TASK DETAILS
When you find the word "number" in a line of the entries, please copy the whole line.
_ _ _ _
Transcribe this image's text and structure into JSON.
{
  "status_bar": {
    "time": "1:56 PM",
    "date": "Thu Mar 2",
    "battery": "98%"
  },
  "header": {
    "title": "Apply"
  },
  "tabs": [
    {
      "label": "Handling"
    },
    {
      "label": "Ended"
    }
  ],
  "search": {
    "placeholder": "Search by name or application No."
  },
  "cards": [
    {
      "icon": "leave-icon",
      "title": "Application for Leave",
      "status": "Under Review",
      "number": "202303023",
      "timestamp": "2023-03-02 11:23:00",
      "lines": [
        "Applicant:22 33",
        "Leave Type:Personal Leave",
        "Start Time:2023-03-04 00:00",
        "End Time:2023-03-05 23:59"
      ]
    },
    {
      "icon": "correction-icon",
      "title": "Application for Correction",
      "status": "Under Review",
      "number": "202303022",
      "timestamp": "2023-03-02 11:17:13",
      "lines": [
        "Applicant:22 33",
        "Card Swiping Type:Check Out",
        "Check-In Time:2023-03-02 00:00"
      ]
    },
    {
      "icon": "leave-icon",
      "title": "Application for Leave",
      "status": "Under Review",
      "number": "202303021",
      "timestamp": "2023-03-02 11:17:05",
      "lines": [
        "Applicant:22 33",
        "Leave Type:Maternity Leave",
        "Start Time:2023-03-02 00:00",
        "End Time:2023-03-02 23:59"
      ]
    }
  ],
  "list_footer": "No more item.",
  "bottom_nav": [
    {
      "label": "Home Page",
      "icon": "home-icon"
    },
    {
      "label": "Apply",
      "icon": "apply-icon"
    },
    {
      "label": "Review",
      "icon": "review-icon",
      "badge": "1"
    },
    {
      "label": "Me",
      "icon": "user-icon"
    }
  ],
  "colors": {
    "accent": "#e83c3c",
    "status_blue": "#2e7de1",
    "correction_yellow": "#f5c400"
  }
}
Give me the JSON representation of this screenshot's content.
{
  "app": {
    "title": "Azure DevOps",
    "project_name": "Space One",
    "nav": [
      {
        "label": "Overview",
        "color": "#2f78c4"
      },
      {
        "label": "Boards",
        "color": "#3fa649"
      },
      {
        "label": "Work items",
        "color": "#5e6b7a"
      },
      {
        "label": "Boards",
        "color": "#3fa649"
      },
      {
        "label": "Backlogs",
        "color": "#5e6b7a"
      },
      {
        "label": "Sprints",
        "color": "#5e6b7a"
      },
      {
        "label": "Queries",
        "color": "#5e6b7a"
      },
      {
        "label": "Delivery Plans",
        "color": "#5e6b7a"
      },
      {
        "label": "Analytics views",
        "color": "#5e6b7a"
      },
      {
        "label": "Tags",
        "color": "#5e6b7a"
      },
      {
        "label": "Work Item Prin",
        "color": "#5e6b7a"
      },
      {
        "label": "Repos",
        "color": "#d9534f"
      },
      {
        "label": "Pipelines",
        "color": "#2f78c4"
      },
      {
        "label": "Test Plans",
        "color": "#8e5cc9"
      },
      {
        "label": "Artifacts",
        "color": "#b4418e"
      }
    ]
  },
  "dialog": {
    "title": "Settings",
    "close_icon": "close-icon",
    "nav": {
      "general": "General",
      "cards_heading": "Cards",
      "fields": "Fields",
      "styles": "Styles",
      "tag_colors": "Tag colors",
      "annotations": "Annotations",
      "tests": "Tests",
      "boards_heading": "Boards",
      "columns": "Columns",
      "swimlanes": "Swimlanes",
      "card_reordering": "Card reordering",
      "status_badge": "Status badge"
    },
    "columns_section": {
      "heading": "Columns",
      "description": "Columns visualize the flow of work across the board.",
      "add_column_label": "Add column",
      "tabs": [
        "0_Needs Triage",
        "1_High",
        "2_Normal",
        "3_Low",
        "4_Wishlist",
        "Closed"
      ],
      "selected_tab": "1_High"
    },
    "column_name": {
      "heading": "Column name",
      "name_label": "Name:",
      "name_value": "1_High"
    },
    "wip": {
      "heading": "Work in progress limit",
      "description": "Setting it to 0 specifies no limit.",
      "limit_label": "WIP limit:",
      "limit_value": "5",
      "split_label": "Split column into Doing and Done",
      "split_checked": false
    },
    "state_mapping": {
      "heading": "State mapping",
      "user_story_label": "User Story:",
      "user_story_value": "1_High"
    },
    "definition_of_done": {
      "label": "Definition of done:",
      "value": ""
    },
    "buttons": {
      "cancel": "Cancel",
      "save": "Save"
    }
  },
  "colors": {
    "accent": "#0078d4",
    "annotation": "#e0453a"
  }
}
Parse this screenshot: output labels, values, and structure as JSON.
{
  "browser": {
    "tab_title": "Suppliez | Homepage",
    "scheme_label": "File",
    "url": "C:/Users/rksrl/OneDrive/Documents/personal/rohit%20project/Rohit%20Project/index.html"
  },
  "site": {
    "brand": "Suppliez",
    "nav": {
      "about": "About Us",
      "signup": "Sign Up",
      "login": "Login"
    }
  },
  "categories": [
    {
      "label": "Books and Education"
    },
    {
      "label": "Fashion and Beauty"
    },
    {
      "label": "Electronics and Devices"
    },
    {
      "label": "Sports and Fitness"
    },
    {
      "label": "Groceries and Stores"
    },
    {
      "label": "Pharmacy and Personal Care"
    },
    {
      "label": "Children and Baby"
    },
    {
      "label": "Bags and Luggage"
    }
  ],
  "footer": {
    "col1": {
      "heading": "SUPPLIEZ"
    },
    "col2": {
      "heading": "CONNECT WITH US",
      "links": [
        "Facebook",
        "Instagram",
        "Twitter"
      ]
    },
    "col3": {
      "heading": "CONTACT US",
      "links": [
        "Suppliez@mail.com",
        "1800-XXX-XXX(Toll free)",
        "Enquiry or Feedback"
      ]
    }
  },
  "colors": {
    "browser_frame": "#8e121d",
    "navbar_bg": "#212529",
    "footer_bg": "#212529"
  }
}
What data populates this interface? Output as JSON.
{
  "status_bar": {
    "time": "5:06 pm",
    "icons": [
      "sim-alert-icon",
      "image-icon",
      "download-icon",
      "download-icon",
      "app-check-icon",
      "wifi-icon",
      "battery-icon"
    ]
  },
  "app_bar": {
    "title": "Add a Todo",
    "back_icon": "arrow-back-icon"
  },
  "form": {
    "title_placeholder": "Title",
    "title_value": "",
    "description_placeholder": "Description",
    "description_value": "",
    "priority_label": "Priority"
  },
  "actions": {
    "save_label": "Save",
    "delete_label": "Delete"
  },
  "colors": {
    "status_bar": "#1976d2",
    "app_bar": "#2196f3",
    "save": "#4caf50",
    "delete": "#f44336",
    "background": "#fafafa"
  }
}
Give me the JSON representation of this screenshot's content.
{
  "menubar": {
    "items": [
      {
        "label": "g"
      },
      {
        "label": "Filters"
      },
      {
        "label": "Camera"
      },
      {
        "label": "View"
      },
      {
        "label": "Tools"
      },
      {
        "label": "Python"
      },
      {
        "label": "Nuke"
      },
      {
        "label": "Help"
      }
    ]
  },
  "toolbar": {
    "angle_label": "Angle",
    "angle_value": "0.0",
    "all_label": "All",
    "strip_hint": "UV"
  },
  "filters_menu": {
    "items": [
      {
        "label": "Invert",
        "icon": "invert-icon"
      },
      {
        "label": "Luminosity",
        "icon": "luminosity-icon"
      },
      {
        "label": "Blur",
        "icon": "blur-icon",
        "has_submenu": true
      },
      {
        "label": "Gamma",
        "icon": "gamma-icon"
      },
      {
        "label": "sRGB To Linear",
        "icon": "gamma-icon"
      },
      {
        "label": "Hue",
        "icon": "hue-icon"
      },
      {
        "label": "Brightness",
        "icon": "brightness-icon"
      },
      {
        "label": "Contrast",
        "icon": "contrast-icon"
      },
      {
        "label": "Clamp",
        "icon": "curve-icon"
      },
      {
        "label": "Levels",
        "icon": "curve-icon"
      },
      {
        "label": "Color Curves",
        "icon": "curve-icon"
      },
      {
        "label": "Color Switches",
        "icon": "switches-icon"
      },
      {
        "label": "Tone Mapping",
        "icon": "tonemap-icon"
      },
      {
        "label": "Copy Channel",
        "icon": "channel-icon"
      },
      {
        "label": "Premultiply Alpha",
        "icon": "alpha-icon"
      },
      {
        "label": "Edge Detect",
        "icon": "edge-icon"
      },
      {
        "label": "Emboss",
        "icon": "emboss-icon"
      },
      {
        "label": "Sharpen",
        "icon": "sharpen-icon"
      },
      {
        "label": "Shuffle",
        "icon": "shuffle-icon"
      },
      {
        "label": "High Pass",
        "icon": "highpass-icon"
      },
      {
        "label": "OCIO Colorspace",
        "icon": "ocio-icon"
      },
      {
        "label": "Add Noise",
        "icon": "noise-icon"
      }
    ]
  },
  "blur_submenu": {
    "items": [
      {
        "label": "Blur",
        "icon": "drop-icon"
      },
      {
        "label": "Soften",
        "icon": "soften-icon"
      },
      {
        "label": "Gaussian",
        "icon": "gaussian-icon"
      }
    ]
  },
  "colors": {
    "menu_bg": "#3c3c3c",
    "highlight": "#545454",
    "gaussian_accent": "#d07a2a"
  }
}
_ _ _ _
ANSWER
      "number": "202303023",
      "number": "202303022",
      "number": "202303021",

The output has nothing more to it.